The most common types of items that fall into this category include:
- Articles containing liquid mercury (such as thermometers, barometers, and blood pressure equipment)
- Lithium batteries (or any electronics that include lithium batteries such as cell phones and laptops)
- Aerosols (such as hairspray, disinfectants, and spray paint)
- Fragrances (such as colognes, perfumes, and body sprays)
- Dry Ice (which can be used to preserve temperature-sensitive items such as food and medicines)
- Paint, Paint Thinners, and Removers (wood stains and adhesives would also fall into this category)
- Nail polishes and nail polish removers
- Fuel or fuel-powered machinery (this could include gas lanterns, camp stoves, model cars, or even lawn equipment.)

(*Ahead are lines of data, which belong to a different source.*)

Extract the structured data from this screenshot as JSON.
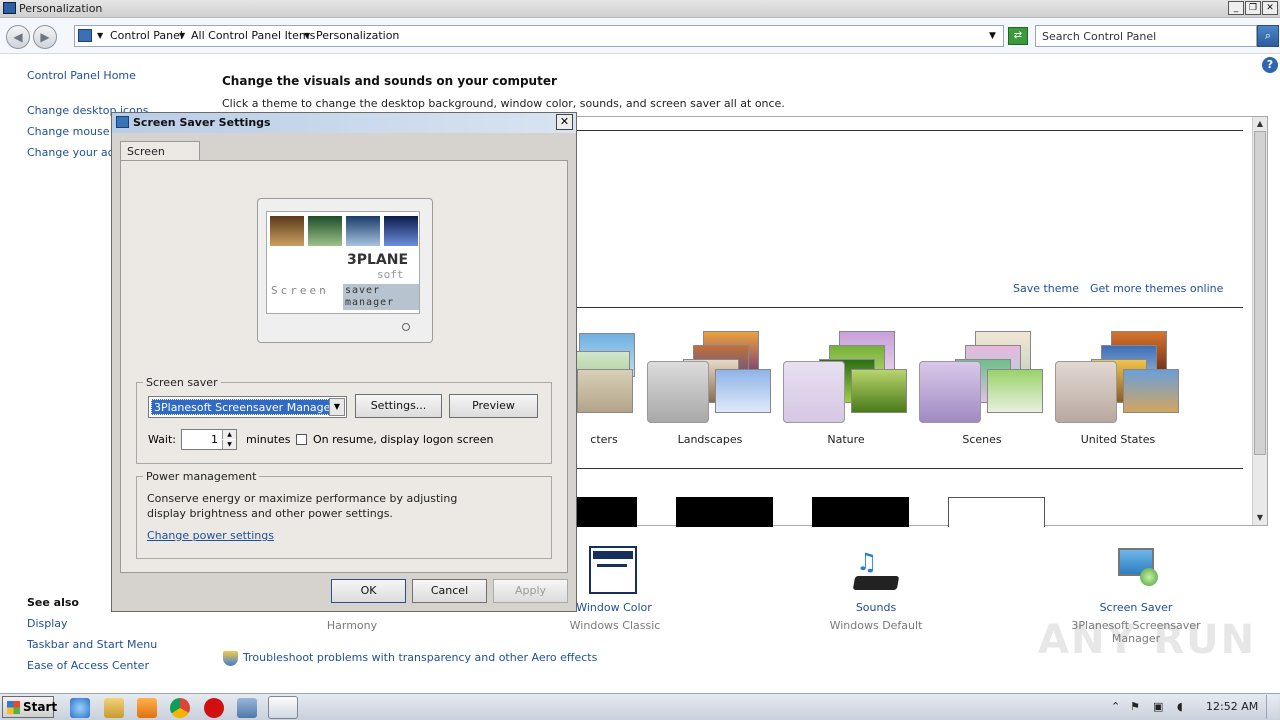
{
  "window": {
    "title": "Personalization",
    "controls": {
      "minimize": "_",
      "maximize": "❐",
      "close": "✕"
    }
  },
  "address": {
    "crumbs": [
      "Control Panel",
      "All Control Panel Items",
      "Personalization"
    ],
    "search_placeholder": "Search Control Panel"
  },
  "sidebar": {
    "home": "Control Panel Home",
    "items": [
      "Change desktop icons",
      "Change mouse pointers",
      "Change your account picture"
    ],
    "see_also_title": "See also",
    "see_also": [
      "Display",
      "Taskbar and Start Menu",
      "Ease of Access Center"
    ]
  },
  "main": {
    "heading": "Change the visuals and sounds on your computer",
    "subheading": "Click a theme to change the desktop background, window color, sounds, and screen saver all at once.",
    "save_theme": "Save theme",
    "get_more": "Get more themes online",
    "themes": [
      "cters",
      "Landscapes",
      "Nature",
      "Scenes",
      "United States"
    ],
    "bottom": [
      {
        "name": "",
        "sub": "Harmony"
      },
      {
        "name": "Window Color",
        "sub": "Windows Classic"
      },
      {
        "name": "Sounds",
        "sub": "Windows Default"
      },
      {
        "name": "Screen Saver",
        "sub": "3Planesoft Screensaver Manager"
      }
    ],
    "troubleshoot": "Troubleshoot problems with transparency and other Aero effects"
  },
  "dialog": {
    "title": "Screen Saver Settings",
    "tab": "Screen Saver",
    "preview_brand_line1": "3PLANE",
    "preview_brand_line2": "soft",
    "preview_caption_left": "Screen",
    "preview_caption_right": "saver manager",
    "screen_saver_group": "Screen saver",
    "selected": "3Planesoft Screensaver Manager",
    "settings_btn": "Settings...",
    "preview_btn": "Preview",
    "wait_label": "Wait:",
    "wait_value": "1",
    "minutes_label": "minutes",
    "resume_label": "On resume, display logon screen",
    "power_group": "Power management",
    "power_text": "Conserve energy or maximize performance by adjusting display brightness and other power settings.",
    "power_link": "Change power settings",
    "ok": "OK",
    "cancel": "Cancel",
    "apply": "Apply"
  },
  "taskbar": {
    "start": "Start",
    "clock": "12:52 AM"
  },
  "watermark": "ANY RUN"
}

Please note that the list above is not entirely inclusive. In addition to these examples, there are thousands of other items that could fall under the umbrella of HAZMAT. You can use the HAZMAT Search Tool via the USPS website to find which category your item falls under. It is your responsibility as a shipper, to ensure your items are appropriately categorized at all times.
USPS Lithium Battery Exception for Domestic Shipments
For domestic shipments that contain new electronic devices, in original unopened packaging or manufacturer-certified new or refurbished devices, that are not required to, and do not bear a lithium battery marking are exempt from applying service type codes and extra service type codes.
These packages must meet the following criteria:
- only button cell batteries installed in equipment; or
- no more than 4 lithium cells; or
- 2 lithium batteries installed in the equipment they operate, (i.e., cell phones, tablets, digital readers, glucose monitors, etc.); or
- when there are no more than two mailpieces in a single consignment, per Pub 52, Section 34
Please note that this exemption does not apply to packages being sent internationally.
How Shipping Hazardous Materials with USPS Works
Once you’ve confirmed that you can ship your product through USPS, refer to Appendix C of Publication 52 to find your Packaging Instructions. This provides you with the information you need on quantity limits, packaging, marking and labeling, and documentation requirements. It is your responsibility as a shipper to ensure packaging instructions and all documentation requirements are followed in accordance with USPS regulations.
NOTE: Effective October 1, 2023, the United States Postal Inspectors have the authority to assess civil penalties for Hazmat violations per incident. Shipping improperly prepared, undeclared, or prohibited HAZMAT can result in civil and criminal penalties under federal law. To learn more, refer to Poster 318 - Civil Penalty Notice.